:: Description of the task ::
Below are some entries; report how many of their lines contain the word "name", giving nothing besides the number.

======== Input for this task ========

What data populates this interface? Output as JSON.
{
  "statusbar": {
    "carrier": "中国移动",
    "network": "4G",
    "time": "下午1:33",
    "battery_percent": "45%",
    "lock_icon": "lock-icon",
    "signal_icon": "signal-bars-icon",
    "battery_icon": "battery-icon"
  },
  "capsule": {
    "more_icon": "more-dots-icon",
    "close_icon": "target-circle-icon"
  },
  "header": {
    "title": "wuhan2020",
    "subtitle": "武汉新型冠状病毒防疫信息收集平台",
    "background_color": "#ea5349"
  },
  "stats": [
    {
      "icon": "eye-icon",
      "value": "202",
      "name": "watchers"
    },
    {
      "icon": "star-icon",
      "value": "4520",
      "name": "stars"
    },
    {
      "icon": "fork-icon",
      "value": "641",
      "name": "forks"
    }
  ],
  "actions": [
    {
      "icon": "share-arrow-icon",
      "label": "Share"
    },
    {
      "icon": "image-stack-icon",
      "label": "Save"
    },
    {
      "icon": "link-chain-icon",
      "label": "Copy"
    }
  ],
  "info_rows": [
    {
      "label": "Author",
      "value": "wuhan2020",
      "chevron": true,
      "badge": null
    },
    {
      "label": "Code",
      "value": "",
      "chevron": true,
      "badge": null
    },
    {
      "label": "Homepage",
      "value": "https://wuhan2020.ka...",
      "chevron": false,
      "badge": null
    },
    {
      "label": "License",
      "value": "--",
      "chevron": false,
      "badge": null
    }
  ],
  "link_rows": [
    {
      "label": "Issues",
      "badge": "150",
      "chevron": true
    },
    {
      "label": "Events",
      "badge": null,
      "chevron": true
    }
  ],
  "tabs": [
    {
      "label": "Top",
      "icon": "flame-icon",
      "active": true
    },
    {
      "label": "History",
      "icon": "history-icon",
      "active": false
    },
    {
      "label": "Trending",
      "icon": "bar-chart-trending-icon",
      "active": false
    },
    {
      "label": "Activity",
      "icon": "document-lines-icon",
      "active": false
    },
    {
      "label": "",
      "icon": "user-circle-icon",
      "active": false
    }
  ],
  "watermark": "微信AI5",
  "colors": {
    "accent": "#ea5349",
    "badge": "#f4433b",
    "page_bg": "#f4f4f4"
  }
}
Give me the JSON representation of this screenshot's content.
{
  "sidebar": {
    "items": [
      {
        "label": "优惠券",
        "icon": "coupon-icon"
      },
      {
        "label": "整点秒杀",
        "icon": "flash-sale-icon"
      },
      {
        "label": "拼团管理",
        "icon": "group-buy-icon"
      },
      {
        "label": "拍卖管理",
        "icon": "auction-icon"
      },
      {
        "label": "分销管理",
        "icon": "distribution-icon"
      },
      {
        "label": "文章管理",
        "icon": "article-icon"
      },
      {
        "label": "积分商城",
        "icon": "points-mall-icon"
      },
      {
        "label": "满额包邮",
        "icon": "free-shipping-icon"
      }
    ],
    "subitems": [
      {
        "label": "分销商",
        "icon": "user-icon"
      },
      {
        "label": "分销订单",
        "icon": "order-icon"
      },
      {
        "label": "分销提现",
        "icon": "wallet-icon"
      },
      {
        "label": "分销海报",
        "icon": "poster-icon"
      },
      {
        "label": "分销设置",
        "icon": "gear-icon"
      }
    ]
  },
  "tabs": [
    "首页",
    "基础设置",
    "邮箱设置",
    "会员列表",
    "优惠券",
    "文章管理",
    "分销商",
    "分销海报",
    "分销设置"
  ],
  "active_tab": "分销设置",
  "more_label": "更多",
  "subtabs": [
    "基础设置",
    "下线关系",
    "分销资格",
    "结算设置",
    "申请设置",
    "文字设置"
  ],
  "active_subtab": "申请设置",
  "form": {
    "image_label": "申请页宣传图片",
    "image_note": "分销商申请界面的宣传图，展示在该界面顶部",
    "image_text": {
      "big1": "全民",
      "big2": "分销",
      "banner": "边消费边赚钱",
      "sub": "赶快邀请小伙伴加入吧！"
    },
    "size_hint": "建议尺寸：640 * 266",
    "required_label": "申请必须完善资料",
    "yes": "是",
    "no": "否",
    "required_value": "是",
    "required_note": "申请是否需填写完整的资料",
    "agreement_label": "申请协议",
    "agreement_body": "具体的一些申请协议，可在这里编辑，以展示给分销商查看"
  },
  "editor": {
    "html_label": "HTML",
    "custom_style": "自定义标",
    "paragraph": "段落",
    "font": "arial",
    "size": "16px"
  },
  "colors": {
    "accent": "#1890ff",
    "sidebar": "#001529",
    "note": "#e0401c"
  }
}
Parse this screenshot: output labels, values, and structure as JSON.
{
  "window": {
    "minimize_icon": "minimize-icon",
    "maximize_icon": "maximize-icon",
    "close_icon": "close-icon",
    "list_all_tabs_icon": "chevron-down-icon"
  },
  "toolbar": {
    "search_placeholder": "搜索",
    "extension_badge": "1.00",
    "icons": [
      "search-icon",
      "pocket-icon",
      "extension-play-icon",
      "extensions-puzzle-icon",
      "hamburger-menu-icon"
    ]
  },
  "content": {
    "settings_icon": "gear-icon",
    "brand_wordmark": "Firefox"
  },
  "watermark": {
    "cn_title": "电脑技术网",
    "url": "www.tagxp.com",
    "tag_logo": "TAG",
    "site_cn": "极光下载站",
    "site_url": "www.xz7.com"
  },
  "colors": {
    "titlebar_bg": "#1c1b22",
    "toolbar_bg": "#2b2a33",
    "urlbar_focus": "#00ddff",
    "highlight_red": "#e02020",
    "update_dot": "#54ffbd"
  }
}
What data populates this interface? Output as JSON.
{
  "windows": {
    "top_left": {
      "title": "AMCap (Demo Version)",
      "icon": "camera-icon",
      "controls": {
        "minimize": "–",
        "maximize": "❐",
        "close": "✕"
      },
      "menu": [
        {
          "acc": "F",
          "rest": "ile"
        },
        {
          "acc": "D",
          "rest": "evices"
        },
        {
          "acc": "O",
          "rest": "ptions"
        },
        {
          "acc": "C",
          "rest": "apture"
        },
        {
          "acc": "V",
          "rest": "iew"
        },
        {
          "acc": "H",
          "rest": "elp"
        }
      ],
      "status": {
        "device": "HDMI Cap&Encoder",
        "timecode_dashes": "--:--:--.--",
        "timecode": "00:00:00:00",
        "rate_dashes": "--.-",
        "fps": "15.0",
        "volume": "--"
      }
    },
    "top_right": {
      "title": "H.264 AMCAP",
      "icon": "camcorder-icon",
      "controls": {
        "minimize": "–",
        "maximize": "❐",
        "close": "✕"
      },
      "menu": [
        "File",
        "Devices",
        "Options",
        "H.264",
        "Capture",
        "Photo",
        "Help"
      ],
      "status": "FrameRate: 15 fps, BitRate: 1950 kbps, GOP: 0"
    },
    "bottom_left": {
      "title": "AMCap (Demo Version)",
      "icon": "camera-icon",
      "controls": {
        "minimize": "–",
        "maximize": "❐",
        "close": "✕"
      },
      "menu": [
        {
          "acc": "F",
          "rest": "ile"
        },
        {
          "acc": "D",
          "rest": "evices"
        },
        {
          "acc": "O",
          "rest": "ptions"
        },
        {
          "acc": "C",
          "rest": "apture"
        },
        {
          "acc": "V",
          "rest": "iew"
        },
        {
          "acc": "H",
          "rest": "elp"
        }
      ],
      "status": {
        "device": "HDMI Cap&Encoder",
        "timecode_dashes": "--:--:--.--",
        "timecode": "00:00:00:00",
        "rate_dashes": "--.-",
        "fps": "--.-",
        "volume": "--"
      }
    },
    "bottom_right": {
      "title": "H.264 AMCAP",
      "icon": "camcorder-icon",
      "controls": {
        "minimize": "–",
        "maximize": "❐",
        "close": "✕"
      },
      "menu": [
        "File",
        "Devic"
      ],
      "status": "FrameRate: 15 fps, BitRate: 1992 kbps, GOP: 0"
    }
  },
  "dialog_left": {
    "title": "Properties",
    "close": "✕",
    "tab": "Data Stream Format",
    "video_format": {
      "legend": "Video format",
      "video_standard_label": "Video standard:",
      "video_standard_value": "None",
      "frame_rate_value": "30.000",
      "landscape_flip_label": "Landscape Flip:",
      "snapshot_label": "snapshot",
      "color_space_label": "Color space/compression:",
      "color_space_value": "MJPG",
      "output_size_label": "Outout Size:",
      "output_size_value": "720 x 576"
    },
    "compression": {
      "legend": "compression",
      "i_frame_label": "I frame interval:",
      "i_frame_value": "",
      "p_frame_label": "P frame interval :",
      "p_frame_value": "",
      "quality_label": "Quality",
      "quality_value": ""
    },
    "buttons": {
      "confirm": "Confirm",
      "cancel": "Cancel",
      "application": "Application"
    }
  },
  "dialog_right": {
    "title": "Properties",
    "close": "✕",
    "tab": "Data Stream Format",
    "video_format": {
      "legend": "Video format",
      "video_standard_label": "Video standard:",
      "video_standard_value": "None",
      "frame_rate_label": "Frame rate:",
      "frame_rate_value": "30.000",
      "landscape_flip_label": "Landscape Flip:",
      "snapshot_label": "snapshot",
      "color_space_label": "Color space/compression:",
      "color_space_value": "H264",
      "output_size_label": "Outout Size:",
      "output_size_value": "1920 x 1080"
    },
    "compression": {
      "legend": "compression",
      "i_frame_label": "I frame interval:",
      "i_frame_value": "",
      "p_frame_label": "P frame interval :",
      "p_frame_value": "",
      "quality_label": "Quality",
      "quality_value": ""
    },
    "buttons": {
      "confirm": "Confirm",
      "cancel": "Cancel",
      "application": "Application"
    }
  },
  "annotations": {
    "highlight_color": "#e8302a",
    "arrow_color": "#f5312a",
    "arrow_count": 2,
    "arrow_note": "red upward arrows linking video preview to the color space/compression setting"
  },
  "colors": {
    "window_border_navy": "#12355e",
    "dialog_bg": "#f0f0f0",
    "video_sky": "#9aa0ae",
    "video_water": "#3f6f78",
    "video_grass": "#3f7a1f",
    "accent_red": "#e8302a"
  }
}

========

:: Problem solution ::
3